WHAT YOU NEED TO DO —
Omit every picture while repeating the entries exactly.

(Source records)
^^^^^^^^

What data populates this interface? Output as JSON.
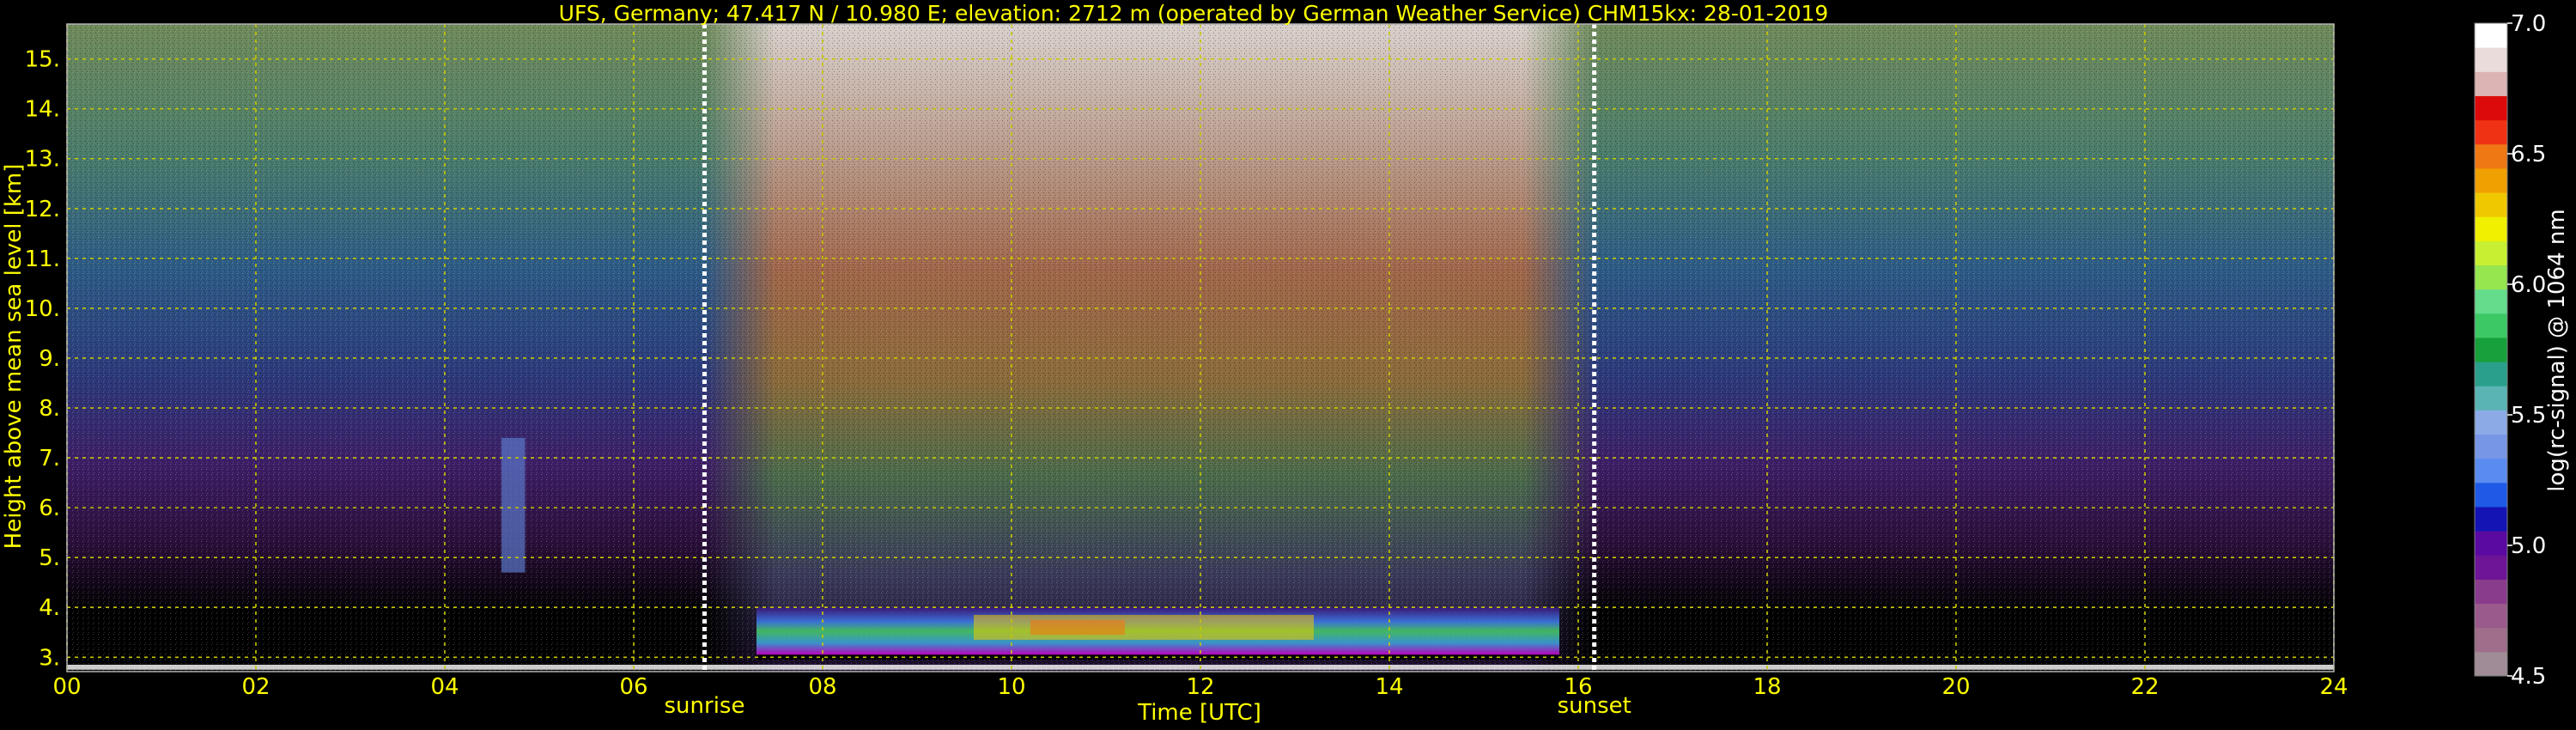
{
  "chart_data": {
    "type": "heatmap",
    "title": "UFS, Germany; 47.417 N / 10.980 E; elevation: 2712 m  (operated by German Weather Service)    CHM15kx: 28-01-2019",
    "xlabel": "Time [UTC]",
    "ylabel": "Height above mean sea level [km]",
    "xlim": [
      0,
      24
    ],
    "ylim": [
      2.712,
      15.7
    ],
    "x_ticks": [
      0,
      2,
      4,
      6,
      8,
      10,
      12,
      14,
      16,
      18,
      20,
      22,
      24
    ],
    "x_tick_labels": [
      "00",
      "02",
      "04",
      "06",
      "08",
      "10",
      "12",
      "14",
      "16",
      "18",
      "20",
      "22",
      "24"
    ],
    "y_ticks": [
      3,
      4,
      5,
      6,
      7,
      8,
      9,
      10,
      11,
      12,
      13,
      14,
      15
    ],
    "y_tick_labels": [
      "3.",
      "4.",
      "5.",
      "6.",
      "7.",
      "8.",
      "9.",
      "10.",
      "11.",
      "12.",
      "13.",
      "14.",
      "15."
    ],
    "grid": true,
    "annotations": [
      {
        "label": "sunrise",
        "x": 6.75
      },
      {
        "label": "sunset",
        "x": 16.17
      }
    ],
    "layers": [
      {
        "name": "boundary layer aerosol",
        "x_start": 7.3,
        "x_end": 15.8,
        "y_bottom": 3.05,
        "y_top": 4.0
      },
      {
        "name": "thin layer",
        "x_start": 4.6,
        "x_end": 4.85,
        "y_bottom": 4.7,
        "y_top": 7.4
      }
    ],
    "colorbar": {
      "label": "log(rc-signal) @ 1064 nm",
      "min": 4.5,
      "max": 7.0,
      "ticks": [
        4.5,
        5.0,
        5.5,
        6.0,
        6.5,
        7.0
      ],
      "tick_labels": [
        "4.5",
        "5.0",
        "5.5",
        "6.0",
        "6.5",
        "7.0"
      ],
      "colors": [
        "#a08c96",
        "#9e6e8a",
        "#9a5a8c",
        "#8a3c8c",
        "#6e1496",
        "#5a0aa0",
        "#1414b4",
        "#1e5ae6",
        "#5a8cf0",
        "#7896e6",
        "#8caae6",
        "#5ab4b4",
        "#2aa08c",
        "#18a03c",
        "#3cc864",
        "#64dc8c",
        "#96e650",
        "#c8f032",
        "#f0f000",
        "#f0c800",
        "#f0a000",
        "#f07814",
        "#f03214",
        "#dc0a0a",
        "#dcb4b4",
        "#ebdcdc",
        "#ffffff"
      ]
    }
  }
}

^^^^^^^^

SOLUTION FOR THIS TASK —
What data populates this interface? Output as JSON.
{
  "chart_data": {
    "type": "heatmap",
    "title": "UFS, Germany; 47.417 N / 10.980 E; elevation: 2712 m  (operated by German Weather Service)    CHM15kx: 28-01-2019",
    "xlabel": "Time [UTC]",
    "ylabel": "Height above mean sea level [km]",
    "xlim": [
      0,
      24
    ],
    "ylim": [
      2.712,
      15.7
    ],
    "x_ticks": [
      0,
      2,
      4,
      6,
      8,
      10,
      12,
      14,
      16,
      18,
      20,
      22,
      24
    ],
    "x_tick_labels": [
      "00",
      "02",
      "04",
      "06",
      "08",
      "10",
      "12",
      "14",
      "16",
      "18",
      "20",
      "22",
      "24"
    ],
    "y_ticks": [
      3,
      4,
      5,
      6,
      7,
      8,
      9,
      10,
      11,
      12,
      13,
      14,
      15
    ],
    "y_tick_labels": [
      "3.",
      "4.",
      "5.",
      "6.",
      "7.",
      "8.",
      "9.",
      "10.",
      "11.",
      "12.",
      "13.",
      "14.",
      "15."
    ],
    "grid": true,
    "annotations": [
      {
        "label": "sunrise",
        "x": 6.75
      },
      {
        "label": "sunset",
        "x": 16.17
      }
    ],
    "layers": [
      {
        "name": "boundary layer aerosol",
        "x_start": 7.3,
        "x_end": 15.8,
        "y_bottom": 3.05,
        "y_top": 4.0
      },
      {
        "name": "thin layer",
        "x_start": 4.6,
        "x_end": 4.85,
        "y_bottom": 4.7,
        "y_top": 7.4
      }
    ],
    "colorbar": {
      "label": "log(rc-signal) @ 1064 nm",
      "min": 4.5,
      "max": 7.0,
      "ticks": [
        4.5,
        5.0,
        5.5,
        6.0,
        6.5,
        7.0
      ],
      "tick_labels": [
        "4.5",
        "5.0",
        "5.5",
        "6.0",
        "6.5",
        "7.0"
      ],
      "colors": [
        "#a08c96",
        "#9e6e8a",
        "#9a5a8c",
        "#8a3c8c",
        "#6e1496",
        "#5a0aa0",
        "#1414b4",
        "#1e5ae6",
        "#5a8cf0",
        "#7896e6",
        "#8caae6",
        "#5ab4b4",
        "#2aa08c",
        "#18a03c",
        "#3cc864",
        "#64dc8c",
        "#96e650",
        "#c8f032",
        "#f0f000",
        "#f0c800",
        "#f0a000",
        "#f07814",
        "#f03214",
        "#dc0a0a",
        "#dcb4b4",
        "#ebdcdc",
        "#ffffff"
      ]
    }
  }
}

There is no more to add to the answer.